Data for this task:
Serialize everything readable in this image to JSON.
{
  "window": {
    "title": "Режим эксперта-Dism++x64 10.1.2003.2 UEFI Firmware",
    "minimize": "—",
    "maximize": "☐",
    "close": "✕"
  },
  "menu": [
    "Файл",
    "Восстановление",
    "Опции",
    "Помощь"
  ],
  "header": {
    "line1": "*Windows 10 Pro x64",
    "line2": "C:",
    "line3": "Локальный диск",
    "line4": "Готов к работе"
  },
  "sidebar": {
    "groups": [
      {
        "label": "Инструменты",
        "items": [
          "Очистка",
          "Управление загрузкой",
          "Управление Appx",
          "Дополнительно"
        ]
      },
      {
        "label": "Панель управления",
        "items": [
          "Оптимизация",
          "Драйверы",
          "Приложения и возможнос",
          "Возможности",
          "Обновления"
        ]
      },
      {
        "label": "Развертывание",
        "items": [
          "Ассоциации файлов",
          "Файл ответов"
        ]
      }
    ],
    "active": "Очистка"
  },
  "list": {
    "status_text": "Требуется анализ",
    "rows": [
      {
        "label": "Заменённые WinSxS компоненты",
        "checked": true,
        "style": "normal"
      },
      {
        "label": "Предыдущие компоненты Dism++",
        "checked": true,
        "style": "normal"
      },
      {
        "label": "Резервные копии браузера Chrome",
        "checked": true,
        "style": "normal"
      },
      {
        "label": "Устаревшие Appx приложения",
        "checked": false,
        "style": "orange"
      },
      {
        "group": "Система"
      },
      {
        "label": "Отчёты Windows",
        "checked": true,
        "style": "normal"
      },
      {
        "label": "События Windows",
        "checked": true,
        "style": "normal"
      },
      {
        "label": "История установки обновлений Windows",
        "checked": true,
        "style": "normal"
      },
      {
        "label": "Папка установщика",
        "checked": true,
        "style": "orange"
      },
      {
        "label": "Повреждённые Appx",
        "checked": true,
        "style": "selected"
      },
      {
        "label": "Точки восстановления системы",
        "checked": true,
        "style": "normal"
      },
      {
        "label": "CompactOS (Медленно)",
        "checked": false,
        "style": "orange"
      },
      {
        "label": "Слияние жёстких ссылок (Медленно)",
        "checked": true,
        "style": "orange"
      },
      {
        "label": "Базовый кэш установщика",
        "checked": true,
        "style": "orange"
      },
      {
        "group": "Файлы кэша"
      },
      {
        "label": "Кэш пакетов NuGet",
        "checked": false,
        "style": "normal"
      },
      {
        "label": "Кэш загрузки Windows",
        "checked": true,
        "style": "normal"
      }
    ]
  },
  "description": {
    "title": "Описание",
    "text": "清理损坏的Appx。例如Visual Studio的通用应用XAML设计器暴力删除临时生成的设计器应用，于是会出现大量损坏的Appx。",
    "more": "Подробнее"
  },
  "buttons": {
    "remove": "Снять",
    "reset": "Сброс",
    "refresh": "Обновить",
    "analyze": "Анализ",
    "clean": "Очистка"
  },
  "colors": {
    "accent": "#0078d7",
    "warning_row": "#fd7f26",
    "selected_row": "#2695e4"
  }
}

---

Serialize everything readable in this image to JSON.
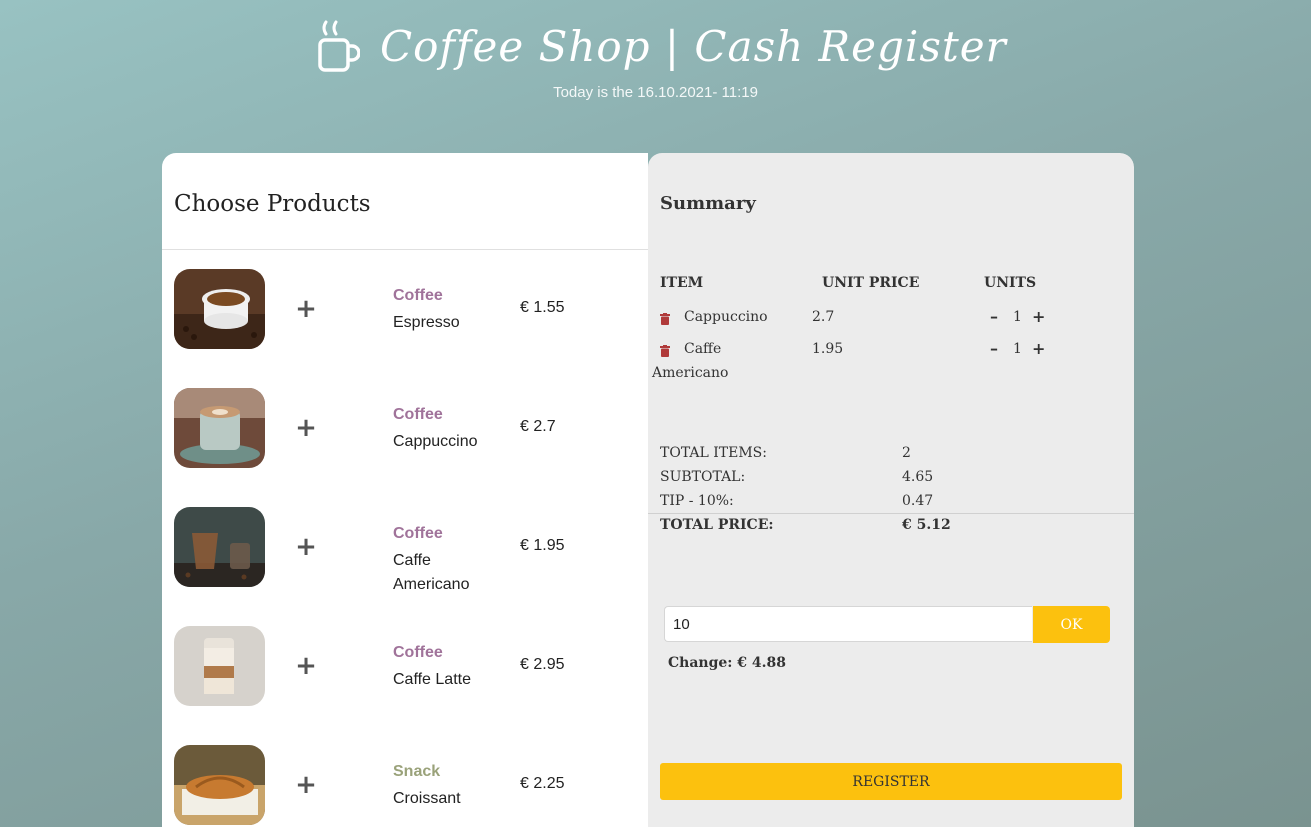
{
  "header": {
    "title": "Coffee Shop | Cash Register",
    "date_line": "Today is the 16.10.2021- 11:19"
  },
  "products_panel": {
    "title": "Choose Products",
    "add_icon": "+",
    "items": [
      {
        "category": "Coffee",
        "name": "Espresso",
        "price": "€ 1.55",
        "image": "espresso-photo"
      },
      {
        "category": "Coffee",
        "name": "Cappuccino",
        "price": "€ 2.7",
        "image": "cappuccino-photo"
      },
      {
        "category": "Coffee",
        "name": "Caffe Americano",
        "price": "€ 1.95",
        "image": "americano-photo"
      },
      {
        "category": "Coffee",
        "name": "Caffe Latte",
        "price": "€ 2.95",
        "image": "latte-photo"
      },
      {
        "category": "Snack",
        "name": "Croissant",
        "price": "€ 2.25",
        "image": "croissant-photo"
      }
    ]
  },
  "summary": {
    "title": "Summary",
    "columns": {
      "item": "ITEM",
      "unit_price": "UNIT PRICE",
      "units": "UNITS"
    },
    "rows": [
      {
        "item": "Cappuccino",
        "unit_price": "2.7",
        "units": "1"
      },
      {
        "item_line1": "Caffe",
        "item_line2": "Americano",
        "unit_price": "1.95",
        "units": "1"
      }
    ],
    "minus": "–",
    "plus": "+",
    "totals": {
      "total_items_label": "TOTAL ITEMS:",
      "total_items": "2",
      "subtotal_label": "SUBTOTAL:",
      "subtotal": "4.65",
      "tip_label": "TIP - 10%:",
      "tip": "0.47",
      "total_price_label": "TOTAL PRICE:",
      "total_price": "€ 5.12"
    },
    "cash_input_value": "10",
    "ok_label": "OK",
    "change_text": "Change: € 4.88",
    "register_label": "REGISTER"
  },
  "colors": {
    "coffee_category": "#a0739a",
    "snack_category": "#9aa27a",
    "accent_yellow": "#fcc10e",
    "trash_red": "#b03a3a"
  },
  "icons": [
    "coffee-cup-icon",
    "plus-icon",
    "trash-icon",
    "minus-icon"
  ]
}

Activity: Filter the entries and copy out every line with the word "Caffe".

Task answer:
        "name": "Caffe Americano",
        "name": "Caffe Latte",
        "item_line1": "Caffe",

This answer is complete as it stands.